Lunchbox here: Getting ready to head back to the doghouse for the Holidays, but search-and-rescue operations keep distracting me. The Pulse's Steve Howe has already dropped major knowledge on the most recent Mt. Hood climbing disaster, but we've got an update, plus some lessons from the ski world:
Helmet saves 6-year-old girl who skied into a tree. First-grader Julia Griggs raced ahead of her father while downhill skiing at Minnesota's Afton Alps ski resort, slamming into a tree head-on. She broke bones in her face and broke her left leg, but doctors released her from the hospital early, saying that the helmet literally saved her life. According to the doc, "it protected her brain, and that's something that we can't really fix, unfortunately. The helmet kept her in perfect condition, so she is fine other than a few things that will heal up now with a little extra care."
Lunchbox's lesson: Little Julia's experience is a potent reminder not to forget the headgear while schussing or otherwise traveling at speed this holiday season. Common sense, but easy to forget until it's too late.
Chairlift malfunctions in Wisconsin, injuring 13. It's every resort skier's most potent nightmare: The chairlift malfunctions, gets a mind of its own and sends you careening toward disaster. This bizarre fever dream actually happened at Devil's Head Resort in Baraboo, Wisc.: For unknown reasons, a chairlift stopped suddenly and began moving in reverse at high speeds. Panicking boarders and skiers on the lift injured themselves by being thrown, jumping ship, or getting slammed into the wooden ceiling at the base of the lift. The chairlift operator attempted to stop the lift to no avail, and witnesses report seeing sparks flying from the machinery at the lift base.
Lunchbox's lesson: What we've got here is a genuine freak accident, folks. Some people bettered their chances of avoiding injury by jumping off the lift, but that's a risky proposition at best. First responders acted in quick fashion, though, possibly preventing deaths.

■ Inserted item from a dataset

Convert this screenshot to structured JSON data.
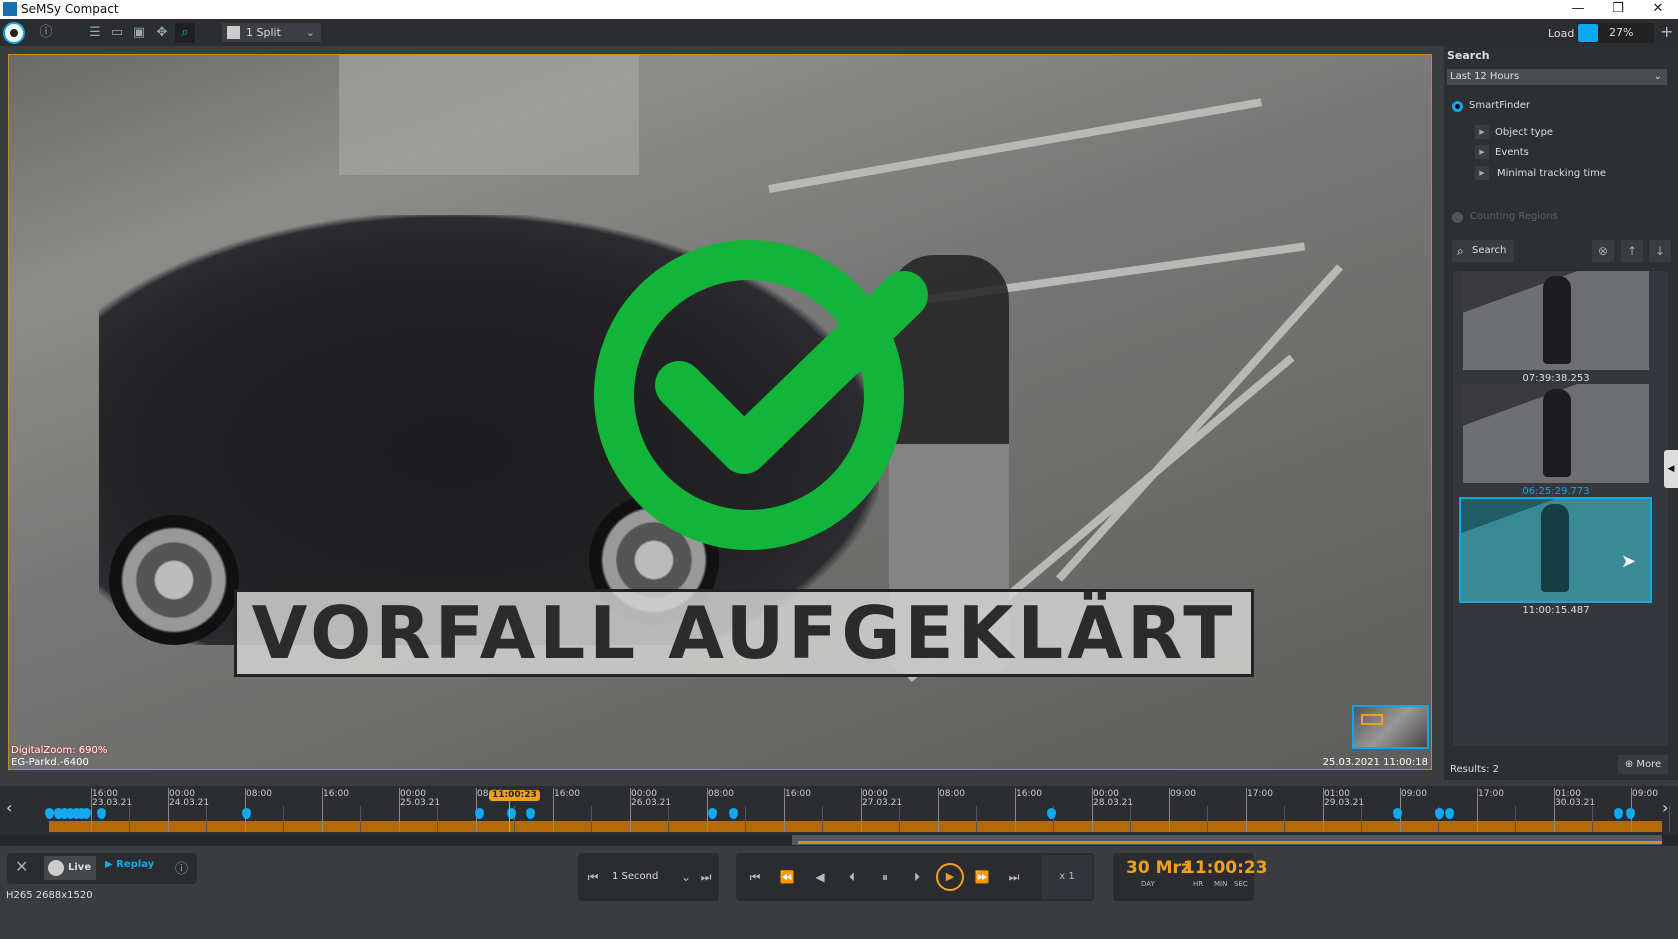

Mt. Hood climbing search now a recovery mission. Sadly, the window for rescuing two of the missing climbers on Hood has officially been turned into a recovery mission. Anthony Vietti, 24; Luke Gullberg, 26; and Katie Nolan, 29, all set out on a technical hike in an attempt to Summit Mt. Hood. Gullberg's body was found, but horrible weather has hampered search efforts for the other two, and rescue personnel put the other two's survival chances at less than 1 percent.

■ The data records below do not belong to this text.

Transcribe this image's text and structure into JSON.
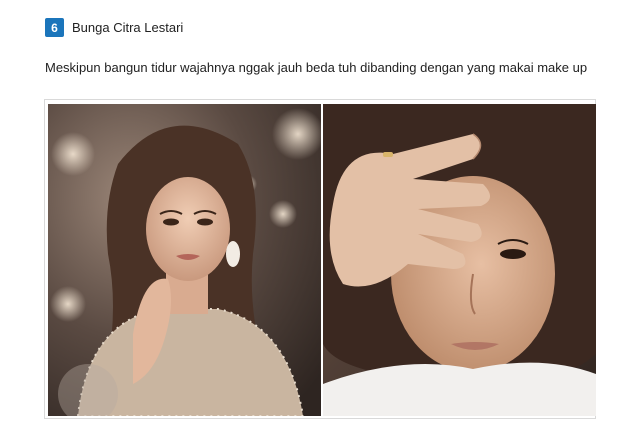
{
  "item": {
    "number": "6",
    "title": "Bunga Citra Lestari",
    "caption": "Meskipun bangun tidur wajahnya nggak jauh beda tuh dibanding dengan yang makai make up"
  },
  "photos": [
    {
      "kind": "with-makeup-portrait"
    },
    {
      "kind": "no-makeup-selfie"
    }
  ],
  "colors": {
    "badge": "#1b75bb",
    "text": "#222222",
    "frame_border": "#d9d9d9"
  }
}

Lunchbox's lesson: It's been said many times before, but Hood can become an evil mountain—arguably the most dangerous popular mountain in the Lower 48. Even prepared, experienced hikers (as these three appear to be) can find themselves in a real pickle. Climbing Hood requires ultimate care, and even sometimes that's not enough if the weather turns. Condolences to the families involved.